• [What the exercise asks]
An exact reproduction of each record is required.

Excerpts from an interface dataset:
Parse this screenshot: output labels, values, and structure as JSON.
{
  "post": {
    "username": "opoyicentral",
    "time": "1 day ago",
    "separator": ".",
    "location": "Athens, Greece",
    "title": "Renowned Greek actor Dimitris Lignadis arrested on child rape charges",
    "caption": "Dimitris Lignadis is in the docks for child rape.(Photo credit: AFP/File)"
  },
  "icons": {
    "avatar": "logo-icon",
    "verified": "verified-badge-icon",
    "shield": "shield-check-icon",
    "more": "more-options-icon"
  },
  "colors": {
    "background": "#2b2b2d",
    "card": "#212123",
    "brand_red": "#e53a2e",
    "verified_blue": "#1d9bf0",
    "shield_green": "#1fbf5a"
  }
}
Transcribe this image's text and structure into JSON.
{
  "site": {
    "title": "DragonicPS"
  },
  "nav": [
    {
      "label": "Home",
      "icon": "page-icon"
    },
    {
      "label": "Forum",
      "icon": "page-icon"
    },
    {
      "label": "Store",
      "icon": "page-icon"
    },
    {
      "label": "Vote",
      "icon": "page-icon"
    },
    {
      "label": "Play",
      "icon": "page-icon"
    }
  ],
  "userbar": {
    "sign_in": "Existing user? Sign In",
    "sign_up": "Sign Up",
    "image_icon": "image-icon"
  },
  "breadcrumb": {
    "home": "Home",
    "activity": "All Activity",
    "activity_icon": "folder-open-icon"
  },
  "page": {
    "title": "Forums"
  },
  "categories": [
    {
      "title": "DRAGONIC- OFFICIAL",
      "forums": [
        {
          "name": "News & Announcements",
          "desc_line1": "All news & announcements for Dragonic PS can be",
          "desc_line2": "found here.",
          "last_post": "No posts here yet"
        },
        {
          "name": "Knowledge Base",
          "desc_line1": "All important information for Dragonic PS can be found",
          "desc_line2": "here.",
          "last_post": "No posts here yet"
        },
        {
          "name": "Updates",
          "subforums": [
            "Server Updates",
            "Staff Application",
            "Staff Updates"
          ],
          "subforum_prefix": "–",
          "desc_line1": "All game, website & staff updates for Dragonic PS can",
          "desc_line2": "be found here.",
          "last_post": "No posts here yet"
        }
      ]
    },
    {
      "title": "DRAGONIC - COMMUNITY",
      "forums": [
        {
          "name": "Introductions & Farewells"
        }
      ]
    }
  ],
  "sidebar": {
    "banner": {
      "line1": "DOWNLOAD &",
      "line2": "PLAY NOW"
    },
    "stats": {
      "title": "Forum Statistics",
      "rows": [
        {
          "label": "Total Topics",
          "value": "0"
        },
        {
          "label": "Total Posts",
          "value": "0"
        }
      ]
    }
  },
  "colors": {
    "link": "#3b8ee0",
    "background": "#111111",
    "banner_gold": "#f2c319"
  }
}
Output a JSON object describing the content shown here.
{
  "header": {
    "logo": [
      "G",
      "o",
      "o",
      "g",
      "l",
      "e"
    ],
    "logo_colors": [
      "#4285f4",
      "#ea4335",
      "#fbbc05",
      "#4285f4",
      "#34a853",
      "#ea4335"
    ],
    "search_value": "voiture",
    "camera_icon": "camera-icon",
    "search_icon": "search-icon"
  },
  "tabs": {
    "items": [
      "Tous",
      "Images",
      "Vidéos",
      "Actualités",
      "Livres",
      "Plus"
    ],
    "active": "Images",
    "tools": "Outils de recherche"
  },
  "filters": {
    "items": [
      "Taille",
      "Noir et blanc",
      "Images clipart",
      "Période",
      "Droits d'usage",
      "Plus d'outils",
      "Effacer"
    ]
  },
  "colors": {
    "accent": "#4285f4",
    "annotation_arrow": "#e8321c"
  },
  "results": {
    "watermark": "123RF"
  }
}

• [Task result]
Parse this screenshot: output labels, values, and structure as JSON.
{
  "post": {
    "username": "opoyicentral",
    "time": "1 day ago",
    "separator": ".",
    "location": "Athens, Greece",
    "title": "Renowned Greek actor Dimitris Lignadis arrested on child rape charges",
    "caption": "Dimitris Lignadis is in the docks for child rape.(Photo credit: AFP/File)"
  },
  "icons": {
    "avatar": "logo-icon",
    "verified": "verified-badge-icon",
    "shield": "shield-check-icon",
    "more": "more-options-icon"
  },
  "colors": {
    "background": "#2b2b2d",
    "card": "#212123",
    "brand_red": "#e53a2e",
    "verified_blue": "#1d9bf0",
    "shield_green": "#1fbf5a"
  }
}
Transcribe this image's text and structure into JSON.
{
  "site": {
    "title": "DragonicPS"
  },
  "nav": [
    {
      "label": "Home",
      "icon": "page-icon"
    },
    {
      "label": "Forum",
      "icon": "page-icon"
    },
    {
      "label": "Store",
      "icon": "page-icon"
    },
    {
      "label": "Vote",
      "icon": "page-icon"
    },
    {
      "label": "Play",
      "icon": "page-icon"
    }
  ],
  "userbar": {
    "sign_in": "Existing user? Sign In",
    "sign_up": "Sign Up",
    "image_icon": "image-icon"
  },
  "breadcrumb": {
    "home": "Home",
    "activity": "All Activity",
    "activity_icon": "folder-open-icon"
  },
  "page": {
    "title": "Forums"
  },
  "categories": [
    {
      "title": "DRAGONIC- OFFICIAL",
      "forums": [
        {
          "name": "News & Announcements",
          "desc_line1": "All news & announcements for Dragonic PS can be",
          "desc_line2": "found here.",
          "last_post": "No posts here yet"
        },
        {
          "name": "Knowledge Base",
          "desc_line1": "All important information for Dragonic PS can be found",
          "desc_line2": "here.",
          "last_post": "No posts here yet"
        },
        {
          "name": "Updates",
          "subforums": [
            "Server Updates",
            "Staff Application",
            "Staff Updates"
          ],
          "subforum_prefix": "–",
          "desc_line1": "All game, website & staff updates for Dragonic PS can",
          "desc_line2": "be found here.",
          "last_post": "No posts here yet"
        }
      ]
    },
    {
      "title": "DRAGONIC - COMMUNITY",
      "forums": [
        {
          "name": "Introductions & Farewells"
        }
      ]
    }
  ],
  "sidebar": {
    "banner": {
      "line1": "DOWNLOAD &",
      "line2": "PLAY NOW"
    },
    "stats": {
      "title": "Forum Statistics",
      "rows": [
        {
          "label": "Total Topics",
          "value": "0"
        },
        {
          "label": "Total Posts",
          "value": "0"
        }
      ]
    }
  },
  "colors": {
    "link": "#3b8ee0",
    "background": "#111111",
    "banner_gold": "#f2c319"
  }
}
Output a JSON object describing the content shown here.
{
  "header": {
    "logo": [
      "G",
      "o",
      "o",
      "g",
      "l",
      "e"
    ],
    "logo_colors": [
      "#4285f4",
      "#ea4335",
      "#fbbc05",
      "#4285f4",
      "#34a853",
      "#ea4335"
    ],
    "search_value": "voiture",
    "camera_icon": "camera-icon",
    "search_icon": "search-icon"
  },
  "tabs": {
    "items": [
      "Tous",
      "Images",
      "Vidéos",
      "Actualités",
      "Livres",
      "Plus"
    ],
    "active": "Images",
    "tools": "Outils de recherche"
  },
  "filters": {
    "items": [
      "Taille",
      "Noir et blanc",
      "Images clipart",
      "Période",
      "Droits d'usage",
      "Plus d'outils",
      "Effacer"
    ]
  },
  "colors": {
    "accent": "#4285f4",
    "annotation_arrow": "#e8321c"
  },
  "results": {
    "watermark": "123RF"
  }
}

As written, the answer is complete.